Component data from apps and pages
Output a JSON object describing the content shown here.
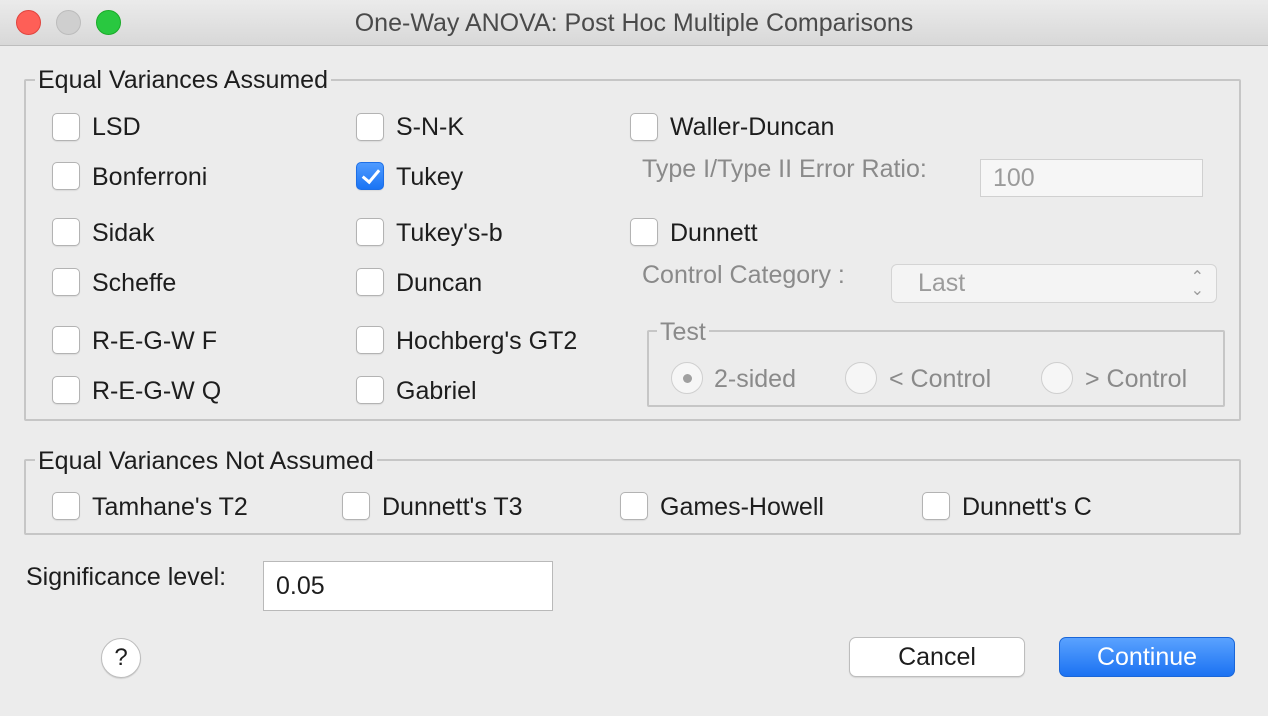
{
  "window": {
    "title": "One-Way ANOVA: Post Hoc Multiple Comparisons"
  },
  "equal_assumed": {
    "legend": "Equal Variances Assumed",
    "options": {
      "lsd": {
        "label": "LSD",
        "checked": false
      },
      "snk": {
        "label": "S-N-K",
        "checked": false
      },
      "waller": {
        "label": "Waller-Duncan",
        "checked": false
      },
      "bonferroni": {
        "label": "Bonferroni",
        "checked": false
      },
      "tukey": {
        "label": "Tukey",
        "checked": true
      },
      "sidak": {
        "label": "Sidak",
        "checked": false
      },
      "tukeyb": {
        "label": "Tukey's-b",
        "checked": false
      },
      "dunnett": {
        "label": "Dunnett",
        "checked": false
      },
      "scheffe": {
        "label": "Scheffe",
        "checked": false
      },
      "duncan": {
        "label": "Duncan",
        "checked": false
      },
      "regwf": {
        "label": "R-E-G-W F",
        "checked": false
      },
      "hochberg": {
        "label": "Hochberg's GT2",
        "checked": false
      },
      "regwq": {
        "label": "R-E-G-W Q",
        "checked": false
      },
      "gabriel": {
        "label": "Gabriel",
        "checked": false
      }
    },
    "error_ratio": {
      "label": "Type I/Type II Error Ratio:",
      "value": "100"
    },
    "control_category": {
      "label": "Control Category :",
      "value": "Last"
    },
    "test": {
      "legend": "Test",
      "two_sided": "2-sided",
      "lt_control": "< Control",
      "gt_control": "> Control"
    }
  },
  "equal_not_assumed": {
    "legend": "Equal Variances Not Assumed",
    "options": {
      "tamhane": {
        "label": "Tamhane's T2",
        "checked": false
      },
      "dunnett_t3": {
        "label": "Dunnett's T3",
        "checked": false
      },
      "games_howell": {
        "label": "Games-Howell",
        "checked": false
      },
      "dunnett_c": {
        "label": "Dunnett's C",
        "checked": false
      }
    }
  },
  "significance": {
    "label": "Significance level:",
    "value": "0.05"
  },
  "buttons": {
    "help": "?",
    "cancel": "Cancel",
    "continue": "Continue"
  }
}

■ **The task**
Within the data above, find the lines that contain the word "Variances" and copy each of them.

■ **Solution to the exercise**
    "legend": "Equal Variances Assumed",
    "legend": "Equal Variances Not Assumed",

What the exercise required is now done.